■ What is needed
From the first line to the last, retype the listing without any alteration.

------------------------------------------------------------------------

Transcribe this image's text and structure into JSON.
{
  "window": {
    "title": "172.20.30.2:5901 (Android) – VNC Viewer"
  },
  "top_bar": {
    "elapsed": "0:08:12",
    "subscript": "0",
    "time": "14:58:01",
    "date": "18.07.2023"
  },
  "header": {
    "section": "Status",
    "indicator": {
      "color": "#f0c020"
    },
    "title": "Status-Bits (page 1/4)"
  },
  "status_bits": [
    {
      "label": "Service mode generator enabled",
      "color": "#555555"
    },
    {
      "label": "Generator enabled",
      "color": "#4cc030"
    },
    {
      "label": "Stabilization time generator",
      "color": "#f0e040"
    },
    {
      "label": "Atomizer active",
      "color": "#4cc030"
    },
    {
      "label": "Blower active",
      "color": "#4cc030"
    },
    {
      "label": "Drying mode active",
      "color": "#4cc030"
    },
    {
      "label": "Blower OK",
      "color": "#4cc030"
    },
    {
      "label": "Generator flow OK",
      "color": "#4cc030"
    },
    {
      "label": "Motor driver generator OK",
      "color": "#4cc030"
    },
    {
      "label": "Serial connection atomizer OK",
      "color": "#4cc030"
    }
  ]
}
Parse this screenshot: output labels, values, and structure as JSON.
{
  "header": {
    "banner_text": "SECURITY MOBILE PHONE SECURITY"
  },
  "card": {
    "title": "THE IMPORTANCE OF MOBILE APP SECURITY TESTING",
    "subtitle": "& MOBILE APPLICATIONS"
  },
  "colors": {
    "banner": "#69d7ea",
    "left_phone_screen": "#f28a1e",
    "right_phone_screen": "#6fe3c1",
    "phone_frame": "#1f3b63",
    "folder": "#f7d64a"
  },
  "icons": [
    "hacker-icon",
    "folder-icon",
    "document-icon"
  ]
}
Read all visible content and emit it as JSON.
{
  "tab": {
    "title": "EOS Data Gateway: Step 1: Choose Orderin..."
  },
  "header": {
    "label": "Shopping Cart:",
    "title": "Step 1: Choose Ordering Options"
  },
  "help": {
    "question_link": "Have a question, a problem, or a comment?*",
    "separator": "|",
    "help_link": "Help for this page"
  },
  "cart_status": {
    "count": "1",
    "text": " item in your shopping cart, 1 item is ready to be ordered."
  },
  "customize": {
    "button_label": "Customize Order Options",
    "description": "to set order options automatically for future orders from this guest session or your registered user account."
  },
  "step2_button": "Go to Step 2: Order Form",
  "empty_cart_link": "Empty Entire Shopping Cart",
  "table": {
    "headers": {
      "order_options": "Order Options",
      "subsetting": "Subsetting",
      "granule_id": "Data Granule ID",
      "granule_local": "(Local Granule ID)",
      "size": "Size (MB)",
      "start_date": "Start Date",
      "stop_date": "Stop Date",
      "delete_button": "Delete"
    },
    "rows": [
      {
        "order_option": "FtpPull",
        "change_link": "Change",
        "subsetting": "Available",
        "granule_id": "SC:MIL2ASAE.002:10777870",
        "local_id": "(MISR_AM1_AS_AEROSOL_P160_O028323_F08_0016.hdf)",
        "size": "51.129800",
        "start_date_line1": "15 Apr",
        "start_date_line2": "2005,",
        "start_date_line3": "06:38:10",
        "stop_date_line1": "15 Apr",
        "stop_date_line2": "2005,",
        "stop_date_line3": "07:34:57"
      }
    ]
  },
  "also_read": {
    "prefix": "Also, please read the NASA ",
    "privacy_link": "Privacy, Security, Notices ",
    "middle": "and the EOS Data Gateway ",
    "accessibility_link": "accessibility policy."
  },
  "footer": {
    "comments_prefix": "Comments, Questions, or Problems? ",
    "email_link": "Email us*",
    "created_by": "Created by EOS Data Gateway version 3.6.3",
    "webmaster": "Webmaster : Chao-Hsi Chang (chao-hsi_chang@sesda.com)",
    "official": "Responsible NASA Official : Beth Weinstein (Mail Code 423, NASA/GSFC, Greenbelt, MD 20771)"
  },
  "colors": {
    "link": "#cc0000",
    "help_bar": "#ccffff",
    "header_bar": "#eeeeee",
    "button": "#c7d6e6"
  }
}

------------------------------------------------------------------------

■ Result of this task
Transcribe this image's text and structure into JSON.
{
  "window": {
    "title": "172.20.30.2:5901 (Android) – VNC Viewer"
  },
  "top_bar": {
    "elapsed": "0:08:12",
    "subscript": "0",
    "time": "14:58:01",
    "date": "18.07.2023"
  },
  "header": {
    "section": "Status",
    "indicator": {
      "color": "#f0c020"
    },
    "title": "Status-Bits (page 1/4)"
  },
  "status_bits": [
    {
      "label": "Service mode generator enabled",
      "color": "#555555"
    },
    {
      "label": "Generator enabled",
      "color": "#4cc030"
    },
    {
      "label": "Stabilization time generator",
      "color": "#f0e040"
    },
    {
      "label": "Atomizer active",
      "color": "#4cc030"
    },
    {
      "label": "Blower active",
      "color": "#4cc030"
    },
    {
      "label": "Drying mode active",
      "color": "#4cc030"
    },
    {
      "label": "Blower OK",
      "color": "#4cc030"
    },
    {
      "label": "Generator flow OK",
      "color": "#4cc030"
    },
    {
      "label": "Motor driver generator OK",
      "color": "#4cc030"
    },
    {
      "label": "Serial connection atomizer OK",
      "color": "#4cc030"
    }
  ]
}
Parse this screenshot: output labels, values, and structure as JSON.
{
  "header": {
    "banner_text": "SECURITY MOBILE PHONE SECURITY"
  },
  "card": {
    "title": "THE IMPORTANCE OF MOBILE APP SECURITY TESTING",
    "subtitle": "& MOBILE APPLICATIONS"
  },
  "colors": {
    "banner": "#69d7ea",
    "left_phone_screen": "#f28a1e",
    "right_phone_screen": "#6fe3c1",
    "phone_frame": "#1f3b63",
    "folder": "#f7d64a"
  },
  "icons": [
    "hacker-icon",
    "folder-icon",
    "document-icon"
  ]
}
Read all visible content and emit it as JSON.
{
  "tab": {
    "title": "EOS Data Gateway: Step 1: Choose Orderin..."
  },
  "header": {
    "label": "Shopping Cart:",
    "title": "Step 1: Choose Ordering Options"
  },
  "help": {
    "question_link": "Have a question, a problem, or a comment?*",
    "separator": "|",
    "help_link": "Help for this page"
  },
  "cart_status": {
    "count": "1",
    "text": " item in your shopping cart, 1 item is ready to be ordered."
  },
  "customize": {
    "button_label": "Customize Order Options",
    "description": "to set order options automatically for future orders from this guest session or your registered user account."
  },
  "step2_button": "Go to Step 2: Order Form",
  "empty_cart_link": "Empty Entire Shopping Cart",
  "table": {
    "headers": {
      "order_options": "Order Options",
      "subsetting": "Subsetting",
      "granule_id": "Data Granule ID",
      "granule_local": "(Local Granule ID)",
      "size": "Size (MB)",
      "start_date": "Start Date",
      "stop_date": "Stop Date",
      "delete_button": "Delete"
    },
    "rows": [
      {
        "order_option": "FtpPull",
        "change_link": "Change",
        "subsetting": "Available",
        "granule_id": "SC:MIL2ASAE.002:10777870",
        "local_id": "(MISR_AM1_AS_AEROSOL_P160_O028323_F08_0016.hdf)",
        "size": "51.129800",
        "start_date_line1": "15 Apr",
        "start_date_line2": "2005,",
        "start_date_line3": "06:38:10",
        "stop_date_line1": "15 Apr",
        "stop_date_line2": "2005,",
        "stop_date_line3": "07:34:57"
      }
    ]
  },
  "also_read": {
    "prefix": "Also, please read the NASA ",
    "privacy_link": "Privacy, Security, Notices ",
    "middle": "and the EOS Data Gateway ",
    "accessibility_link": "accessibility policy."
  },
  "footer": {
    "comments_prefix": "Comments, Questions, or Problems? ",
    "email_link": "Email us*",
    "created_by": "Created by EOS Data Gateway version 3.6.3",
    "webmaster": "Webmaster : Chao-Hsi Chang (chao-hsi_chang@sesda.com)",
    "official": "Responsible NASA Official : Beth Weinstein (Mail Code 423, NASA/GSFC, Greenbelt, MD 20771)"
  },
  "colors": {
    "link": "#cc0000",
    "help_bar": "#ccffff",
    "header_bar": "#eeeeee",
    "button": "#c7d6e6"
  }
}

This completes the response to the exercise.